Date of Award
Master of Engineering (MEngr)
Jon C Calhoun
Melissa C Smith
Improvements in High-Performance Computing (HPC) has enabled researchers to develop more sophisticated simulations and applications which solve previously intractable problems. While these applications are critical to scientific innovation, they continue to generate even larger quantities of data, which only worsens the existing I/O bottleneck. To resolve this issue, researchers use various forms of data reduction.
Currently, researchers have access to many different types of data reduction. These include methods such as data compression, time-step selection, and data sampling. While each of these are effective methods, data compression algorithms and data sampling methods do not leverage the temporal aspect of the data, and time-step selection is prone to missing critical abrupt changes. With this in mind, we develop our spatiotemporal data sampling method.

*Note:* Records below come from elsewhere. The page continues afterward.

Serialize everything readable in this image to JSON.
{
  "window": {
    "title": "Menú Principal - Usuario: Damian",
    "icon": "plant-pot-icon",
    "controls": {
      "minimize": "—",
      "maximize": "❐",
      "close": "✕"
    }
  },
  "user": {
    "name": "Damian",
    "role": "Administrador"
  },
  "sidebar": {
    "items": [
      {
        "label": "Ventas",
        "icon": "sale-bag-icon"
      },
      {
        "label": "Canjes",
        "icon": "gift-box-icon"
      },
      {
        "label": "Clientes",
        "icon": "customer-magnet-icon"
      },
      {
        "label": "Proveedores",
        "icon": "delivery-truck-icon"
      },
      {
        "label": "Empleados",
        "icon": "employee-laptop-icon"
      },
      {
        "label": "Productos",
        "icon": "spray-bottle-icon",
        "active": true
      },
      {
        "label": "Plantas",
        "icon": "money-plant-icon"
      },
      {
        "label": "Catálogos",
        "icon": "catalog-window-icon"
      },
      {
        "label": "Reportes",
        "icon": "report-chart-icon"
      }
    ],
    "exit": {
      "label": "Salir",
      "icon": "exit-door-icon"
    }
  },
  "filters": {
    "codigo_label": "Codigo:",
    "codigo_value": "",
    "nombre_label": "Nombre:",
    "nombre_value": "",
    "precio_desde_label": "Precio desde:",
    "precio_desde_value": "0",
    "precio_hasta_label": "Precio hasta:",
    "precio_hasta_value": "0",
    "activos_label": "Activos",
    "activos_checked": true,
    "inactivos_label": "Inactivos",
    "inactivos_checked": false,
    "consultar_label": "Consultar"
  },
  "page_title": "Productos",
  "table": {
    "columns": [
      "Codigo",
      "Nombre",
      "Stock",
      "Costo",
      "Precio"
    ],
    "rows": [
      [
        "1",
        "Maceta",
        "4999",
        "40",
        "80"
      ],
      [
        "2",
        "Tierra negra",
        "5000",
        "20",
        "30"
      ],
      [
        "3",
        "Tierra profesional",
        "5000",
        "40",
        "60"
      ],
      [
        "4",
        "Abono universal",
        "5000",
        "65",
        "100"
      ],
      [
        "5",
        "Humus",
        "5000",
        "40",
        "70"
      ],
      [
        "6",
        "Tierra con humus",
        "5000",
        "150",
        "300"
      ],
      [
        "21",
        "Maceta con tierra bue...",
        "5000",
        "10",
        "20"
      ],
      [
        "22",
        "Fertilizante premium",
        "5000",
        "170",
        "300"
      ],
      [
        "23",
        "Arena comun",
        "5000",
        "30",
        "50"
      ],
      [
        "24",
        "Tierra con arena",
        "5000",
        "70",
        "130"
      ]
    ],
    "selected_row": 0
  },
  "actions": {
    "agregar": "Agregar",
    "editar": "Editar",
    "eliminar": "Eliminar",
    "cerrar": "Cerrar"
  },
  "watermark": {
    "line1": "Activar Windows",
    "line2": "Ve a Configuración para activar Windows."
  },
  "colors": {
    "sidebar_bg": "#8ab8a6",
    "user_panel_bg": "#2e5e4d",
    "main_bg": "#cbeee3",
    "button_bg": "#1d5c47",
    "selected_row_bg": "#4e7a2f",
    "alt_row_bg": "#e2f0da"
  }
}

In this thesis, we develop a spatiotemporal data sampling method that leverages both the spatial and temporal properties of simulation data. Specifically, our method compares corresponding regions of the current time-step with that of the previous time-step to determine whether data from the previous time-step is similar enough to reuse. Additionally, this method biases more rare data values during the sampling process to ensure regions of interest are kept with higher fidelity. By operating in this manner, our method improves sample budget utilization and, as a result, post-reconstruction data quality. As the effectiveness of our method relies heavily on user input parameters, we also provide a set of pre-processing steps to alleviate the burden on the user to set appropriate ones. Specifically, these pre-processing steps assist users in determining an optimal value for the number of bins, error threshold, and the number of regions. Finally, we demonstrate the modularity of our sampling process by demonstrating how it works with any different internal core sampling algorithm.
Upon evaluating our spatiotemporal sampling algorithm, we find it is capable of achieving higher post-reconstruction quality than Biswas et al.’s non-reuse importance-based sampling method. Specifically, we find our method achieves a 31.3% higher post-reconstruction quality while only introducing a 37% degradation in throughput, on average. When assessing our pre-processing steps, we find they are efficient at assisting users in determining an optimal value for the number of bins, error threshold, and the number of regions. Finally, we illustrate the modularity of our sampling method by showing how one would swap the core sampling algorithm. From our evaluation, we find our spatiotemporal sampling method is an effective choice for sampling simulation data.
Hickman Fulp, Megan Louise, "Dynamic Reduction of Scientific Data Through Spatiotemporal Properties" (2021). All Theses. 3656.